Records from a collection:
>>>>
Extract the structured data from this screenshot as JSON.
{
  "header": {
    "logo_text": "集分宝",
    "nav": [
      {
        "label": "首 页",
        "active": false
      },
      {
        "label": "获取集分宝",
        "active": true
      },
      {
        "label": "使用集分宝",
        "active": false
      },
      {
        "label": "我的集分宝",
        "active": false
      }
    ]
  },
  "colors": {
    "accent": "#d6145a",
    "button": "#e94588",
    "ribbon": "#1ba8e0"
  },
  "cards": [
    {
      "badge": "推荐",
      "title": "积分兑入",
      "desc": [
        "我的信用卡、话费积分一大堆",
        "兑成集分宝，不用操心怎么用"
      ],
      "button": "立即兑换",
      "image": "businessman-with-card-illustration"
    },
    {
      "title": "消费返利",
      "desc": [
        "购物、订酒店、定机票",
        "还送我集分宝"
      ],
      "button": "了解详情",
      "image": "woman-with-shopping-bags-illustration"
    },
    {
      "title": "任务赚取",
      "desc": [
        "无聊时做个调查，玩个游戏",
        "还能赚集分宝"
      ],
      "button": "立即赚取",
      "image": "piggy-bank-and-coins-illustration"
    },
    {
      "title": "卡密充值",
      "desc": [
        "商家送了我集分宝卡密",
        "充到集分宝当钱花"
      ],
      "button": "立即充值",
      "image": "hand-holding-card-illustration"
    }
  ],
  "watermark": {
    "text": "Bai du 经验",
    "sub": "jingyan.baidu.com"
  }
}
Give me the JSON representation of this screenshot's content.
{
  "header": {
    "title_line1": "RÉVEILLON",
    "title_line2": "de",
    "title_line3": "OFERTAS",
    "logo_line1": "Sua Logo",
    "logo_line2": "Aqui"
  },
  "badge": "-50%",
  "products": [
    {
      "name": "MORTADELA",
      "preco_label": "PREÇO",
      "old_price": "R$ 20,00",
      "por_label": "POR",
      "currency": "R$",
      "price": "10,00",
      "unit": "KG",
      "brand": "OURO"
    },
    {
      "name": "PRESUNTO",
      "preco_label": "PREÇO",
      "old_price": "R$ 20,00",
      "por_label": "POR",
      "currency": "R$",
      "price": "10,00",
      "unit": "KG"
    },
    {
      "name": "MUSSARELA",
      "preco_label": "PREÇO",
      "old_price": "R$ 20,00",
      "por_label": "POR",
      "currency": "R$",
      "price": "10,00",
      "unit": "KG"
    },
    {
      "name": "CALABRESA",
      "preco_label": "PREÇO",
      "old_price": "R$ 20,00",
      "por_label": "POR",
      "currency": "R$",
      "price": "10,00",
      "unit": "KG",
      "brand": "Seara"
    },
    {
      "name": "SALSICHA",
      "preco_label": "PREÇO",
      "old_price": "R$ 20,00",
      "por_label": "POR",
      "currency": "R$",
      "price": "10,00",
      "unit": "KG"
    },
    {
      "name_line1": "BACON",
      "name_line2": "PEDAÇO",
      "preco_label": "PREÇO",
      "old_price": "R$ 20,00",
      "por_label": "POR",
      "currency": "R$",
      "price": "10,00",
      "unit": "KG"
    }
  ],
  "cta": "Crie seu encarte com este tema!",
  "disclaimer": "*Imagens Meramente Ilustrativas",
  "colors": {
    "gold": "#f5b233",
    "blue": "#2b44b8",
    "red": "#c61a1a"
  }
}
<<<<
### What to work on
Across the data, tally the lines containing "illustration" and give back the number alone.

### Written response
4